Summer Vigour

After having corrected somewhat in June, stock markets across Eastern Europe developed very positively in July. But the picture is not uniform and a few interesting observations emerge when analyzing the performance during the past month and the first half of the year.

The most obvious conclusion is that Turkey outperformed during the first half of the year and continues to outperform whereas Slovakia has and continues to underperform. The accumulated year to date performance, illustratively, puts these two markets on opposite ends of the spectrum in the region with Turkey having gained over 75% whereas Slovakia has dropped almost 13% (as of August 5). It should, however, be noted that Turkey was one of the markets falling the most in 2008 while Slovakia was one of the strongest. And the two markets are actually the strongest in the region in terms of performance since their respective peaks before the global financial crisis broke out. The Turkish market has been rallying on the back signs of economic recovery, a series of interest rates cuts and enviable performance of the banking sector, which helped Turkish equities to rise for the fifth consecutive month in July. The Hungarian market, which previously underperformed during a long period, has also outperformed throughout this year and is the third best market in the region year to date.

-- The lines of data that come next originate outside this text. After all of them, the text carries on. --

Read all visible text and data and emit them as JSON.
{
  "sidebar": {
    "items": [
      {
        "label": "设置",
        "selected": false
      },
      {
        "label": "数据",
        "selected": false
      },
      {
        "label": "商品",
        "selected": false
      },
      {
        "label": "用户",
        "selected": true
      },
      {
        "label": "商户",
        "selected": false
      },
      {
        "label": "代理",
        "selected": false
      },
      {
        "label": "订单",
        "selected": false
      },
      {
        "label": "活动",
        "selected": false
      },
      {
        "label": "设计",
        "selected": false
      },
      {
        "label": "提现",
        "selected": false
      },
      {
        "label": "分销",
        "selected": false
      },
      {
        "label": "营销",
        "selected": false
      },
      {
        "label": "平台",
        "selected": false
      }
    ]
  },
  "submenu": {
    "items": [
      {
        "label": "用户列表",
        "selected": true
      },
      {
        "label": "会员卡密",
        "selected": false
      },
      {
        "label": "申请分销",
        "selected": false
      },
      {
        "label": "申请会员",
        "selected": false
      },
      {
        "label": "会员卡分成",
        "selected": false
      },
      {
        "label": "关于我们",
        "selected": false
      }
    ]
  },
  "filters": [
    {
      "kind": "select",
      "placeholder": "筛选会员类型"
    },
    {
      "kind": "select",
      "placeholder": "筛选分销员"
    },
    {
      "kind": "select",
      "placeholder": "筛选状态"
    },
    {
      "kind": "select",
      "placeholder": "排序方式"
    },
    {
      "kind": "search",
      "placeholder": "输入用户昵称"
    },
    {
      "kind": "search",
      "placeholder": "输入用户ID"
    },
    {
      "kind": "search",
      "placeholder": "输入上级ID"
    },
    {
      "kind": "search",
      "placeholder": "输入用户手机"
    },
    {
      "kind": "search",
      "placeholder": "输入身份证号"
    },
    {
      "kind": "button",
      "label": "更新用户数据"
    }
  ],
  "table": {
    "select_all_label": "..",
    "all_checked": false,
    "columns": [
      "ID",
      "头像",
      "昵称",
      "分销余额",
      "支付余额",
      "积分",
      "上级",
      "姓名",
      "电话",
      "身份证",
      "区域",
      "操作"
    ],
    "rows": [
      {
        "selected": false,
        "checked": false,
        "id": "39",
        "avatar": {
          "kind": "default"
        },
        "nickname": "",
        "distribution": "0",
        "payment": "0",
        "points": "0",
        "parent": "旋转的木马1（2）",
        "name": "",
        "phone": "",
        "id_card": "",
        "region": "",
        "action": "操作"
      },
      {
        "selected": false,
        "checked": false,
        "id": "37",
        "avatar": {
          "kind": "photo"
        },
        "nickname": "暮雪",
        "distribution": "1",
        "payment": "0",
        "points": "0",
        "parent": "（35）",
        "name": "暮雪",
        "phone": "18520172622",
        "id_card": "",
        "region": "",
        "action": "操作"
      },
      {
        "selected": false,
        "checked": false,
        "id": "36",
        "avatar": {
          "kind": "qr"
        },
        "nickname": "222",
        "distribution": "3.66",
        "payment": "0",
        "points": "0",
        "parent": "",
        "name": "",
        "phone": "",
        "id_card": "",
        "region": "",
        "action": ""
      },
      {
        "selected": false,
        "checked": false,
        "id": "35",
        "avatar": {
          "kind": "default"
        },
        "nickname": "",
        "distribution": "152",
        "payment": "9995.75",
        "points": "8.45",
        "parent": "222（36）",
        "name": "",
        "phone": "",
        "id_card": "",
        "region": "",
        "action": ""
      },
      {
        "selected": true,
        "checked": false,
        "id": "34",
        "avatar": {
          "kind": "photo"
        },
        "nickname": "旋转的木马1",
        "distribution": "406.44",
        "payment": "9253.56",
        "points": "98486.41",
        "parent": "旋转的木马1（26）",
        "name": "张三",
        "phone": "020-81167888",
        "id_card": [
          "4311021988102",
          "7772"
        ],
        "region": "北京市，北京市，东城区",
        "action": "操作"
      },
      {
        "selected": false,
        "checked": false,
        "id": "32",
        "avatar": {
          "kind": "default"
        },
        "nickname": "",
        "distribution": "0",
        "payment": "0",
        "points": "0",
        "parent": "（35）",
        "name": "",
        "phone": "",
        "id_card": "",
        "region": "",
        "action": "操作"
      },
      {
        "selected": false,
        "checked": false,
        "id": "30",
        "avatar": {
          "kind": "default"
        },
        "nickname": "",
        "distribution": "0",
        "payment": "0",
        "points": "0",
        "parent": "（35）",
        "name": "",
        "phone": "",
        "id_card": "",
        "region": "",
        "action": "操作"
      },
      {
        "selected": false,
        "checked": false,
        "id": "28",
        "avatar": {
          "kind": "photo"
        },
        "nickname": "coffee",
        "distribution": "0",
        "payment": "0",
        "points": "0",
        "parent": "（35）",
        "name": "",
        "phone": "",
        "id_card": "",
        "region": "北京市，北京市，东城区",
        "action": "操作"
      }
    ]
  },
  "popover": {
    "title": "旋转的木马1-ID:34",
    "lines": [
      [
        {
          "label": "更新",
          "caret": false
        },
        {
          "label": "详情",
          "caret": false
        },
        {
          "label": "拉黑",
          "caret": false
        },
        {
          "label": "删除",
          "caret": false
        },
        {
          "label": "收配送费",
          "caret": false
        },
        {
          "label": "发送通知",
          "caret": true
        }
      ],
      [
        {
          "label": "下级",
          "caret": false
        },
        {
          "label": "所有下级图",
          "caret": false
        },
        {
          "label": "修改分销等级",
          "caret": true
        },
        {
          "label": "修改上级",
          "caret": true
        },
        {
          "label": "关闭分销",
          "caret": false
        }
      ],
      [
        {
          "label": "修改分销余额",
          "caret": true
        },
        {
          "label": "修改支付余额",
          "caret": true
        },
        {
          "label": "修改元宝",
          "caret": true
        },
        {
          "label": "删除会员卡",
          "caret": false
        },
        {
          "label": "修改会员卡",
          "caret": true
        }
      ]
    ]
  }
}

A second group of markets did really well during the first half of the year and noted gains during the past month although below the benchmark or vice versa. Russia and Ukraine belong to the former with strong performance during the first six months and only modest gains in July whereas the Czech and Romanian markets did really well in July after a more hesitant first half of the year. All these markets have gained over 30% year to date although the momentum has varied significantly. The Russian market had a phenomenal rally between late January and early June as the oil price increased rapidly and the rouble started to appreciate after the managed devaluation in the winter.

A third group of markets – including Lithuania, Estonia, Croatia, Slovenia, Bulgaria, Kazakhstan, Serbia and Latvia – have underperformed in the first half and/or noted negative performance in July or vice versa. None of these markets have gained more than 20% year to date and some are more or less flat although not in negative territory. It is, however, encouraging that all of these markets, except for Slovakia and Slovenia, have started to perform in early August and thus show signs of more rapid recovery. But the most interesting market is arguably the Polish, which was one of the weakest in the region in the first half of the year, as it gained over 25% in July. It seems like the strong macro economic situation – one of the few economies throughout Europe with positive growth in the second quarter – and relatively prudent banking sector is finally starting to pay off on the stock market.

The thesis we have developed throughout the year, i.e. that the larger markets should be the first to benefit from the rebound, thus seems to hold. There have been concerns from investors that fear they have missed out on the recovery in these markets. But it is important to remember that most of these are still far from their pre-crisis peaks, which suggests there is plenty of upside potential just to get back to scratch. Moreover, as the economic situation stabilises further and investors gradually become less risk averse, focus will shift to smaller markets and smaller companies. Last year’s correction has created unique opportunities to invest at very attractive valuations, which is an environment that suits stock-pickers like East Capital.